For a long time I couldn’t go back to the Bronx. It felt like a shriek inside my skull, or a wound that had been stitched over by some insane surgeon, and I didn’t dare undo any of the stitches. It was the land of deprivation, a world without books or libraries and museums, where fathers trundled home from some cheese counter or shoe factory where they worked, with a monumental sadness sitting on their shoulders, where mothers counted every nickel at the butcher shop, bargaining with such deep scorn on their faces that their mouths were like ribbons of raw blood, while their children, girls and boys, were instruments of disorder, stealing, biting, bullying whoever they could and whimpering when they had the least little scratch.

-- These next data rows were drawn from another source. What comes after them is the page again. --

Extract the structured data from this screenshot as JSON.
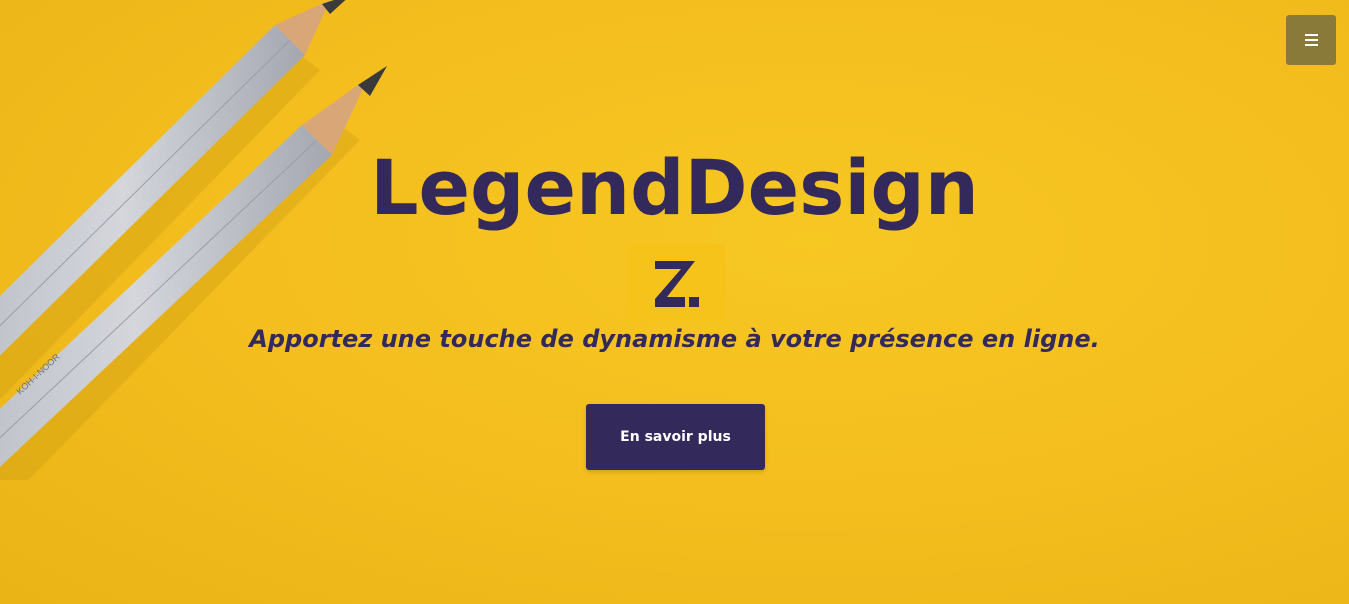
{
  "hero": {
    "title": "LegendDesign",
    "tagline": "Apportez une touche de dynamisme à votre présence en ligne.",
    "cta_label": "En savoir plus"
  },
  "nav": {
    "menu_icon": "hamburger-menu-icon"
  },
  "logo": {
    "icon": "legenddesign-logo-icon"
  },
  "colors": {
    "background": "#f3bd1e",
    "primary": "#34295b",
    "menu_button": "#8a7a3a",
    "logo_background": "#f6c31a"
  }
}
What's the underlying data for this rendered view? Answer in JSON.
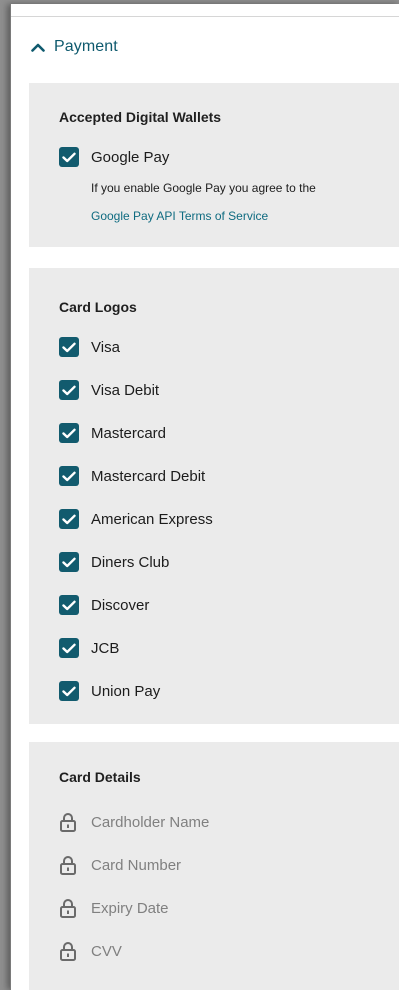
{
  "payment": {
    "title": "Payment",
    "wallets": {
      "title": "Accepted Digital Wallets",
      "items": [
        {
          "label": "Google Pay",
          "checked": true
        }
      ],
      "note": "If you enable Google Pay you agree to the",
      "link": "Google Pay API Terms of Service"
    },
    "card_logos": {
      "title": "Card Logos",
      "items": [
        {
          "label": "Visa",
          "checked": true
        },
        {
          "label": "Visa Debit",
          "checked": true
        },
        {
          "label": "Mastercard",
          "checked": true
        },
        {
          "label": "Mastercard Debit",
          "checked": true
        },
        {
          "label": "American Express",
          "checked": true
        },
        {
          "label": "Diners Club",
          "checked": true
        },
        {
          "label": "Discover",
          "checked": true
        },
        {
          "label": "JCB",
          "checked": true
        },
        {
          "label": "Union Pay",
          "checked": true
        }
      ]
    },
    "card_details": {
      "title": "Card Details",
      "items": [
        {
          "label": "Cardholder Name",
          "icon": "lock-icon"
        },
        {
          "label": "Card Number",
          "icon": "lock-icon"
        },
        {
          "label": "Expiry Date",
          "icon": "lock-icon"
        },
        {
          "label": "CVV",
          "icon": "lock-icon"
        }
      ]
    }
  },
  "colors": {
    "accent": "#125b6e",
    "link": "#0f6b80",
    "section_bg": "#ebebeb",
    "muted": "#808080"
  }
}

-Jerome Charyn, “Author’s Note,” in Bitter Bronx: Thirteen Stories


Girl at War

The war in Zagreb began over a pack of cigarettes.

-Sara Novic, Girl at War: A Novel


Lovers on All Saints’ Day

This is what happened when Madame Michaud got out of prison.

-Juan Gabriel Vasquez, “The Return,” in Lovers on All Saints’ Day



Negroland & More


“’Sometimes I almost forget I’m a Negro,’” [Margot] Jefferson recalls her well-to-do mother, Irma, confessing.” Here‘s Negroland: A Memoir.

“When I was 17 years old, I lived with my agoraphobic grandmother in a senior citizen trailer park,” says [novelist Jonathan] Evison. “I was going to community college. I did her grocery shopping, cleaned up after her, basically was her caregiver. I loved the hell out of her — she drank 12 beers a day, smoked like a chimney, we sat and watched ‘Rockford Files’ and got along great. But the interesting thing — I was the only person under 65 in this whole community.” Here‘s This Is Your Life, Harriet Chance!

As for spectacle, Trump is one of the defining showmen of our new Gilded Age, whether we like that fact or not. Grandiosity, ostentation, and at least a touch of vulgarity have been his hallmarks from the beginning, the beginning being his 1980 reopening of the old and dowdy Commodore Hotel at Grand Central as a Grand Hyatt, bathed in marble, mirrors, chrome, and glass—’classy,’ to be sure, albeit in a Great Neck catering hall kind of way.” Here‘s a review of Donald Trump’s Time to Get Tough.

“’Fat City’ is old slang for prosperity and advantage—the good life. If you’re in Fat City, you’re in luck. But the phrase is wry irony as the title of a novel that has stunned and mesmerized successive generations of readers since its publication in 1969.” Here.


Falling in Love

The woman knelt over her lover, her face, her entire body, stiff with terror, staring at the blood on her hand.

-Donna Leon, Falling in Love: A Commissario Guido Brunetti Mystery